Trump to consider emergency loans for small casinos


Under current federal policies, small businesses that make a living off of legal gaming operations aren’t entitled to receive financial support through the Paycheck Protection Program (PPP). As the coronavirus pandemic continues to keep these companies, as well as everything else, at a standstill, they stand to suffer huge economic losses that might make recovery an impossibility. Now, the operators of the businesses, along with support from various lawmakers, are hoping they can convince President Trump to change the program and allow them to have access to PPP loans. As any politician would, Trump responded to the request with a neutral “we’ll see.”

trump-to-consider-emergency-loans-for-small-casinosRoll Call reports that the subject was brought up during a meeting between POTUS and several political delegates in the White House Briefing room yesterday. Congressional members from Nevada and Colorado, on behalf of the gaming industry, submitted a letter to Trump in an effort to convince him to relax the rules regarding the PPP, which is administered by the Small Business Administration (SBA) and can provide emergency loans to a myriad of companies as a result of the COVID-19 shutdown. Under the current structure of the program, gaming businesses with fewer than 500 employees are reportedly unable to apply for the loans.

A letter submitted by the delegation to House and Senate leadership yesterday reads, “Many of our casinos — including hotels — are small businesses, and they employ many tens of thousands of employees across our state, making up the backbone of Nevada’s economy. These small businesses are located in both our large urban areas and rural communities. Furthermore, many Nevada small businesses such as restaurants, bars, grocery stores, and convenience stores operate gaming equipment and derive revenue from it.”

The push follows a similar effort by two Senators out of Nevada, Catherine Cortez Masto and Jacky Rosen, and Colorado Senator Michael Bennet – the same Colorado representative who was part of yesterday’s delegation – that saw them lobby Treasury Secretary Steven Mnuchin and SBA Administrator Jovita Carranza last week for more access to emergency funds for small gaming businesses. They asserted in their letter, “While there is no statutory mandate from Congress to exclude size-eligible gaming operations from receiving SBA assistance such as disaster loans, SBA regulations and standard operating procedures have previously precluded entities that receive more than one-third of their gross annual revenue from legal gambling activities from receiving these SBA loans.”

The same guidelines applied under those various SBA frameworks have been implemented for the PPP loans, something the president and CEO of the American Gaming Association, Bill Miller, calls “antiquated” and “discriminatory.” Miller has also appealed directly to the President to try to seek relief for the industry.

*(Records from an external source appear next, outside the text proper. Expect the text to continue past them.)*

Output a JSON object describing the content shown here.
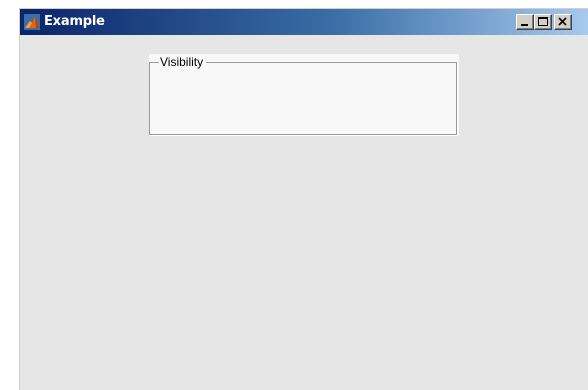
{
  "window": {
    "title": "Example",
    "icon": "matlab-icon",
    "controls": {
      "minimize_icon": "minimize-icon",
      "maximize_icon": "maximize-icon",
      "close_icon": "close-icon"
    },
    "colors": {
      "titlebar_start": "#0a246a",
      "titlebar_end": "#a6caf0",
      "background": "#e6e6e6"
    }
  },
  "panel": {
    "title": "Visibility"
  }
}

Whether or not the efforts by the individuals will have been worthwhile isn’t clear. For the most part, the federal government hasn’t weighed in yet on the subject, and, in the press briefing from yesterday, Trump could only offer, “I will take a look at that strongly. Nobody’s told me about it.”